> Prompt
Reproduce all of the data exactly, with no line skipped.
===== Supplied data =====
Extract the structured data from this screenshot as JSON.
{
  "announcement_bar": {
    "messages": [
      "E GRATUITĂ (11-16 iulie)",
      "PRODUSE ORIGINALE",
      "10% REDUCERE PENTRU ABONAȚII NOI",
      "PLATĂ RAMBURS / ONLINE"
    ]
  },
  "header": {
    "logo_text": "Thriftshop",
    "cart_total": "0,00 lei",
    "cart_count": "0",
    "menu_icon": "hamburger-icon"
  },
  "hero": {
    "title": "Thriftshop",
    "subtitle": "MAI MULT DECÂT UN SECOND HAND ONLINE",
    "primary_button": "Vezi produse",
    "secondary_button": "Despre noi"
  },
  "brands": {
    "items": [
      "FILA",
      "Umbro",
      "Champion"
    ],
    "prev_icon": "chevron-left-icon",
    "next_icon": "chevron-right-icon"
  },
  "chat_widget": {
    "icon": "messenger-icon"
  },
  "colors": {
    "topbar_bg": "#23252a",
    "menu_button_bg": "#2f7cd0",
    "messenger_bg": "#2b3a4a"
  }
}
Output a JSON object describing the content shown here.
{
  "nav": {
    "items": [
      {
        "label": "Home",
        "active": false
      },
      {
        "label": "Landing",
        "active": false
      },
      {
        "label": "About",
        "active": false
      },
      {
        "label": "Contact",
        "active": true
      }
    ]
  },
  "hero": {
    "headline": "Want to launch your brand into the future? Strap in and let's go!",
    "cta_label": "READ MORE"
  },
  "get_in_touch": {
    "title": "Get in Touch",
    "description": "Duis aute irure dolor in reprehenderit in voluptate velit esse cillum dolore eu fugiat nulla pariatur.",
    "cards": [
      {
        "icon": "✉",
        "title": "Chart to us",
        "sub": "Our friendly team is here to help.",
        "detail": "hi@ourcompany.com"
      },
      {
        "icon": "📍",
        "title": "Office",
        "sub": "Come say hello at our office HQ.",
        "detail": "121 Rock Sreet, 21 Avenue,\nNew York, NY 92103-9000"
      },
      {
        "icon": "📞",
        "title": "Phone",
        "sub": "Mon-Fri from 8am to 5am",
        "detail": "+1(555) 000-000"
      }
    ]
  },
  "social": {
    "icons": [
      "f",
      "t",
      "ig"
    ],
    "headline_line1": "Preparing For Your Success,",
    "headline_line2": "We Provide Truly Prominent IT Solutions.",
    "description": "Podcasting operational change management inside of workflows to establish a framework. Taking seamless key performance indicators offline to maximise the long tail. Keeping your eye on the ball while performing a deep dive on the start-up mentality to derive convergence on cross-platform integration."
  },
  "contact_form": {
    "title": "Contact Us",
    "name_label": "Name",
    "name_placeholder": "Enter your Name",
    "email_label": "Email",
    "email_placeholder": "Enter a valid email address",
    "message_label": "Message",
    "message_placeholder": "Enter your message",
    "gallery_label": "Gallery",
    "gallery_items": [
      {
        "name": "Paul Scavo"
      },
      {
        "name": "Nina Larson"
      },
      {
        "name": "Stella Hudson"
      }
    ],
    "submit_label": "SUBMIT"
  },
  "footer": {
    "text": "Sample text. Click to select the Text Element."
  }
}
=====
> Task solution
Extract the structured data from this screenshot as JSON.
{
  "announcement_bar": {
    "messages": [
      "E GRATUITĂ (11-16 iulie)",
      "PRODUSE ORIGINALE",
      "10% REDUCERE PENTRU ABONAȚII NOI",
      "PLATĂ RAMBURS / ONLINE"
    ]
  },
  "header": {
    "logo_text": "Thriftshop",
    "cart_total": "0,00 lei",
    "cart_count": "0",
    "menu_icon": "hamburger-icon"
  },
  "hero": {
    "title": "Thriftshop",
    "subtitle": "MAI MULT DECÂT UN SECOND HAND ONLINE",
    "primary_button": "Vezi produse",
    "secondary_button": "Despre noi"
  },
  "brands": {
    "items": [
      "FILA",
      "Umbro",
      "Champion"
    ],
    "prev_icon": "chevron-left-icon",
    "next_icon": "chevron-right-icon"
  },
  "chat_widget": {
    "icon": "messenger-icon"
  },
  "colors": {
    "topbar_bg": "#23252a",
    "menu_button_bg": "#2f7cd0",
    "messenger_bg": "#2b3a4a"
  }
}
Output a JSON object describing the content shown here.
{
  "nav": {
    "items": [
      {
        "label": "Home",
        "active": false
      },
      {
        "label": "Landing",
        "active": false
      },
      {
        "label": "About",
        "active": false
      },
      {
        "label": "Contact",
        "active": true
      }
    ]
  },
  "hero": {
    "headline": "Want to launch your brand into the future? Strap in and let's go!",
    "cta_label": "READ MORE"
  },
  "get_in_touch": {
    "title": "Get in Touch",
    "description": "Duis aute irure dolor in reprehenderit in voluptate velit esse cillum dolore eu fugiat nulla pariatur.",
    "cards": [
      {
        "icon": "✉",
        "title": "Chart to us",
        "sub": "Our friendly team is here to help.",
        "detail": "hi@ourcompany.com"
      },
      {
        "icon": "📍",
        "title": "Office",
        "sub": "Come say hello at our office HQ.",
        "detail": "121 Rock Sreet, 21 Avenue,\nNew York, NY 92103-9000"
      },
      {
        "icon": "📞",
        "title": "Phone",
        "sub": "Mon-Fri from 8am to 5am",
        "detail": "+1(555) 000-000"
      }
    ]
  },
  "social": {
    "icons": [
      "f",
      "t",
      "ig"
    ],
    "headline_line1": "Preparing For Your Success,",
    "headline_line2": "We Provide Truly Prominent IT Solutions.",
    "description": "Podcasting operational change management inside of workflows to establish a framework. Taking seamless key performance indicators offline to maximise the long tail. Keeping your eye on the ball while performing a deep dive on the start-up mentality to derive convergence on cross-platform integration."
  },
  "contact_form": {
    "title": "Contact Us",
    "name_label": "Name",
    "name_placeholder": "Enter your Name",
    "email_label": "Email",
    "email_placeholder": "Enter a valid email address",
    "message_label": "Message",
    "message_placeholder": "Enter your message",
    "gallery_label": "Gallery",
    "gallery_items": [
      {
        "name": "Paul Scavo"
      },
      {
        "name": "Nina Larson"
      },
      {
        "name": "Stella Hudson"
      }
    ],
    "submit_label": "SUBMIT"
  },
  "footer": {
    "text": "Sample text. Click to select the Text Element."
  }
}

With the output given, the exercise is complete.